Lines in which "prompt" appears should be pulled from the data below.

+++ MATERIAL TO PROCESS +++

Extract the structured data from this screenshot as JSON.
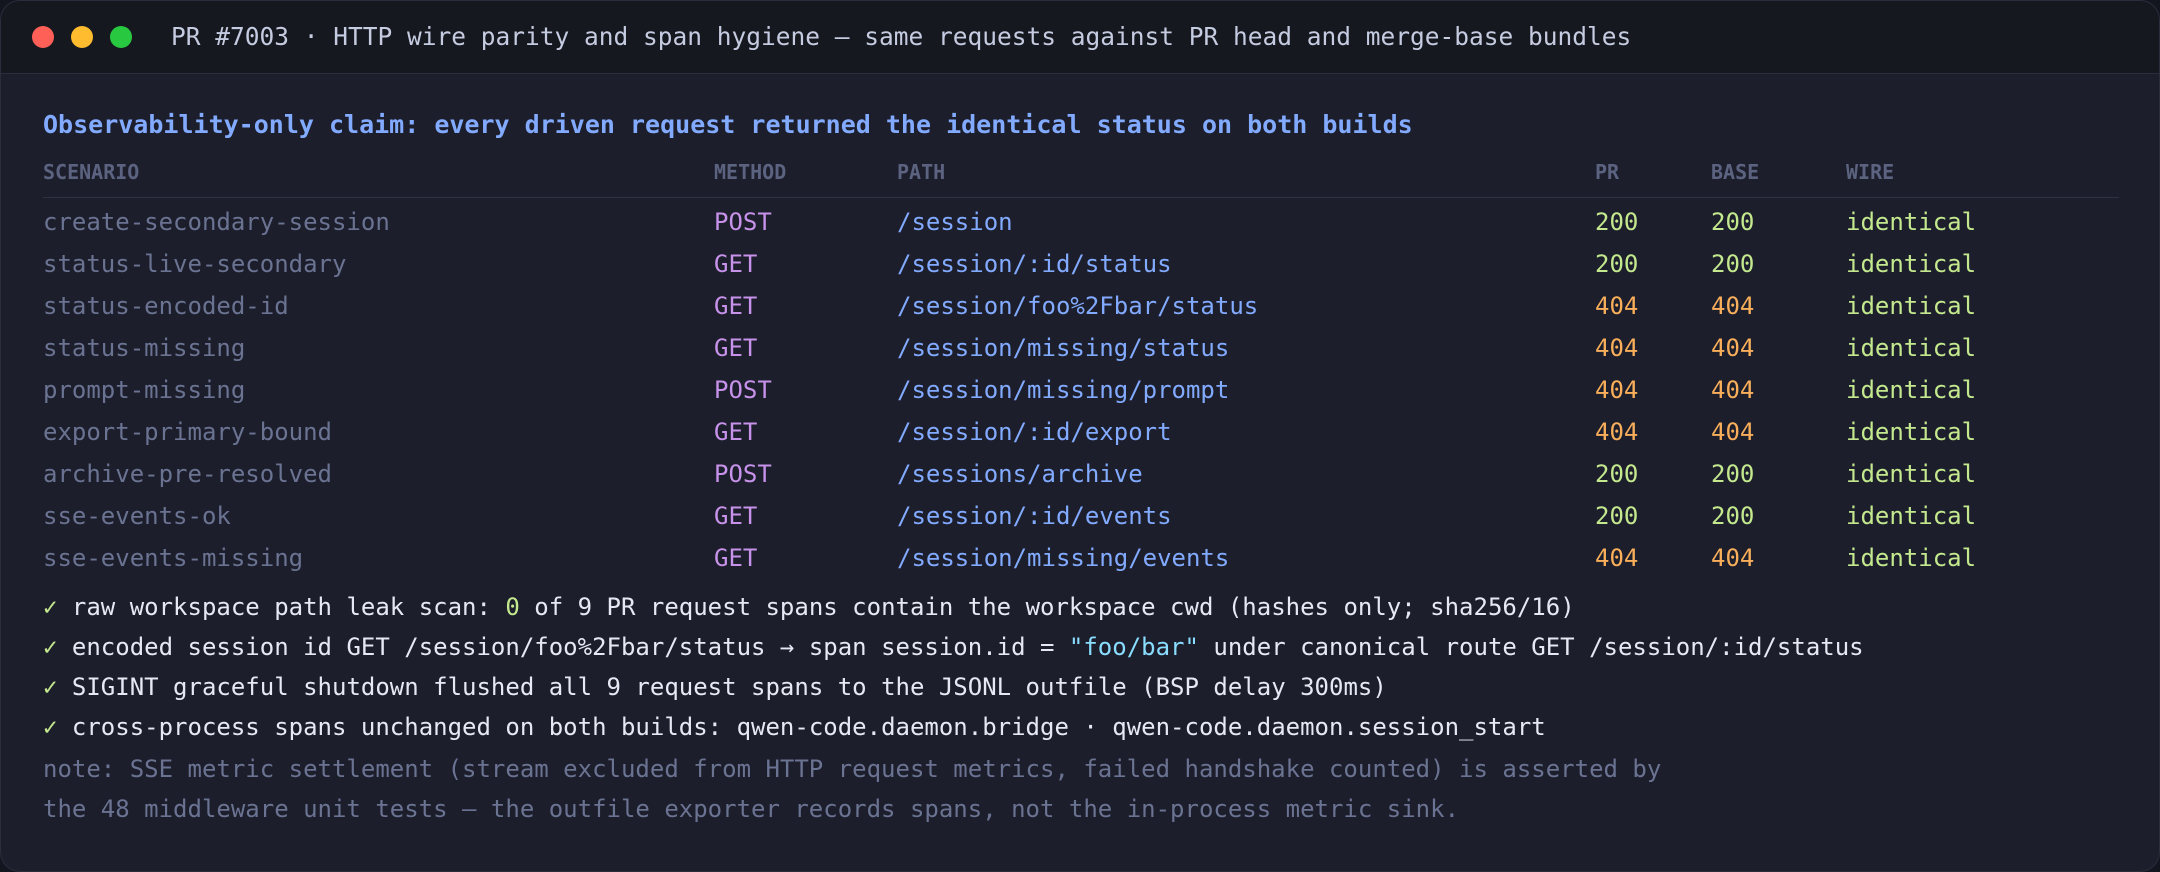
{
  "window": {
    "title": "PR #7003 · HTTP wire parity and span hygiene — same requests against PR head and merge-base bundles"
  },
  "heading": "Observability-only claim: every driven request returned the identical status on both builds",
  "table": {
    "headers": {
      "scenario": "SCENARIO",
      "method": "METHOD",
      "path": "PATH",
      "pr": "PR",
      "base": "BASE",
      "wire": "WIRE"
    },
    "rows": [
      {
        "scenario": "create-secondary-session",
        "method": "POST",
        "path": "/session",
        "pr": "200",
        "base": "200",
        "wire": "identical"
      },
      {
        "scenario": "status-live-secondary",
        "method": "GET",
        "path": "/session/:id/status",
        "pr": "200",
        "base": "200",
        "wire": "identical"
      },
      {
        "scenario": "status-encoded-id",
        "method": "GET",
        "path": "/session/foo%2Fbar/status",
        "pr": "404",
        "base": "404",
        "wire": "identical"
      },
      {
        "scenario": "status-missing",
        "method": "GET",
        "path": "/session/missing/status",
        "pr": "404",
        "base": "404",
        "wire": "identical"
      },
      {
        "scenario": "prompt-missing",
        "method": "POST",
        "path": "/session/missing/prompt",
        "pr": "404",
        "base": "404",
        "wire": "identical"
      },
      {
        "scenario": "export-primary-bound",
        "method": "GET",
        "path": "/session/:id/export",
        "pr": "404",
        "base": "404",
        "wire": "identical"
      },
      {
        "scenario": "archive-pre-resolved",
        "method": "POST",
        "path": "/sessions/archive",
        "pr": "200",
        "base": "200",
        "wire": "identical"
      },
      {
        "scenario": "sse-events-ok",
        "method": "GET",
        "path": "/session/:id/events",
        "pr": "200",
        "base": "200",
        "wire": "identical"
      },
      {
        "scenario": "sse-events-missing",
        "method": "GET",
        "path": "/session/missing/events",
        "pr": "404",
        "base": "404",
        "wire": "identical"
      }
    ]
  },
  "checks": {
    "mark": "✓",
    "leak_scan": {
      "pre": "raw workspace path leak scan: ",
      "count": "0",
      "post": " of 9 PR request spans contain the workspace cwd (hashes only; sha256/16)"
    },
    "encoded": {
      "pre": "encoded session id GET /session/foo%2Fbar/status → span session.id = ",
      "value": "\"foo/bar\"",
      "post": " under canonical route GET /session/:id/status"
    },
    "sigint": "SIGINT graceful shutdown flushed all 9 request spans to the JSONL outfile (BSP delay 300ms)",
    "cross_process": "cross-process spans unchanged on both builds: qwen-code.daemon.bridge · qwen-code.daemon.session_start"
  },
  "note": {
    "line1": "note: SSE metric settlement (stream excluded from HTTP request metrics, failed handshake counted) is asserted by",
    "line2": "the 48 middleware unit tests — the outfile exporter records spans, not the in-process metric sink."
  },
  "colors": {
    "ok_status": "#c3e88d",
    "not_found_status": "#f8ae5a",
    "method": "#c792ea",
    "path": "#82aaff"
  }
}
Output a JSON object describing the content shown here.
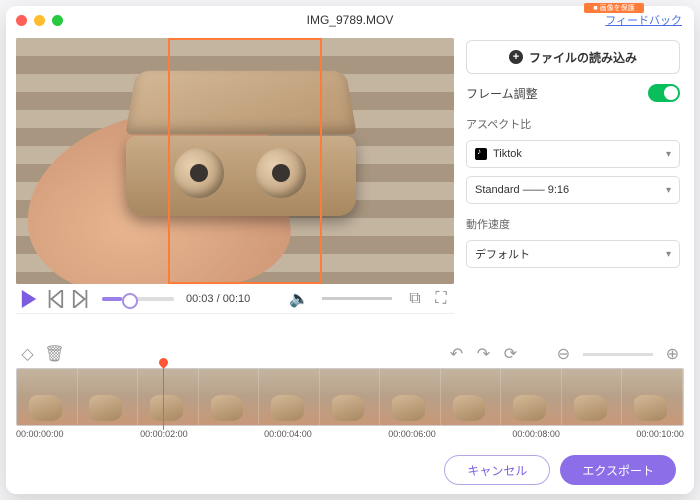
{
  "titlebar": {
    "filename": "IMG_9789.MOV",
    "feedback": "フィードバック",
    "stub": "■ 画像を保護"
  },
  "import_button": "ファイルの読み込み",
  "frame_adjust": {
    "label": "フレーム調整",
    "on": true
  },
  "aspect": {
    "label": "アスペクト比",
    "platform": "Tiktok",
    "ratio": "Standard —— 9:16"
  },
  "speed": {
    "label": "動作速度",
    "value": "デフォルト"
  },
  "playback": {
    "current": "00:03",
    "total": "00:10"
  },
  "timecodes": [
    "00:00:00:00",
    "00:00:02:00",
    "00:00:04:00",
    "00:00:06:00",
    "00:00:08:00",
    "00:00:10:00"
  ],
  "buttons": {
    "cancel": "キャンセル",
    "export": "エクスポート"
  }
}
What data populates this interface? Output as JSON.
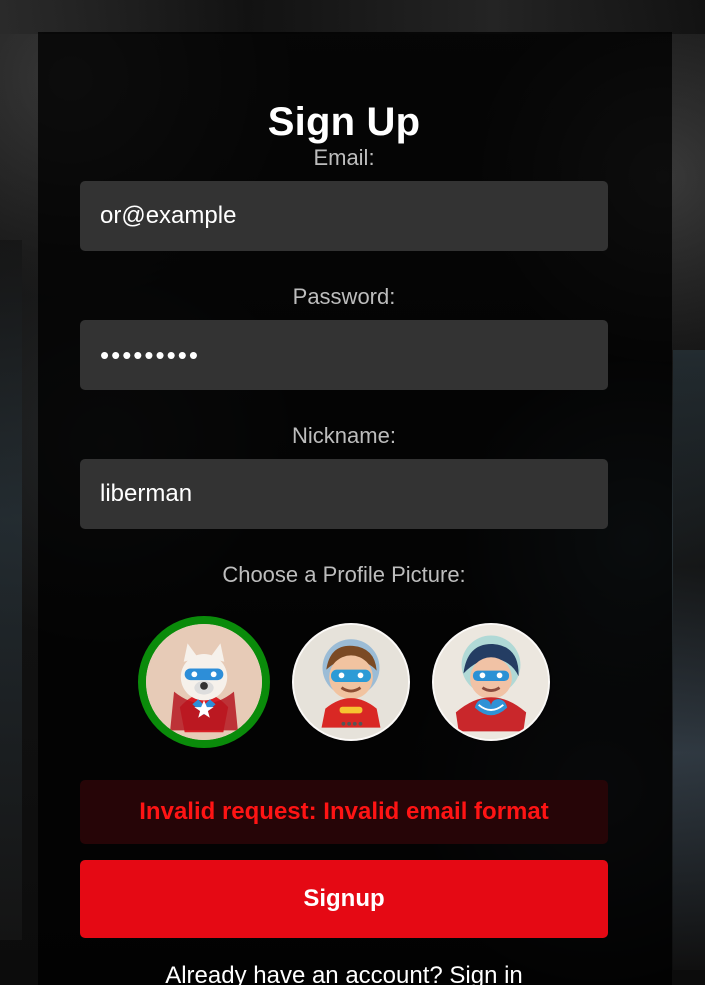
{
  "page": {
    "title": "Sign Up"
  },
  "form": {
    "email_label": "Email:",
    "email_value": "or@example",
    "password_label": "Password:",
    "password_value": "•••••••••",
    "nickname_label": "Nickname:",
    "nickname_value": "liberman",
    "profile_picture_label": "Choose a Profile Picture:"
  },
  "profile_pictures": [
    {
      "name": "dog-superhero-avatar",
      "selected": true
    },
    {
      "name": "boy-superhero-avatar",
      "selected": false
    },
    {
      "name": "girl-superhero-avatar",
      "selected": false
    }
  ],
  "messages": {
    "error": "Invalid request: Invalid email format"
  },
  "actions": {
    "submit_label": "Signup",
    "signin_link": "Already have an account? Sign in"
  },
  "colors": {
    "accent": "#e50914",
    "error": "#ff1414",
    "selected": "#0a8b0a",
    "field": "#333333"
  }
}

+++

* [SOLUTION TO THIS TASK]
        "scenario": "prompt-missing",
        "path": "/session/missing/prompt",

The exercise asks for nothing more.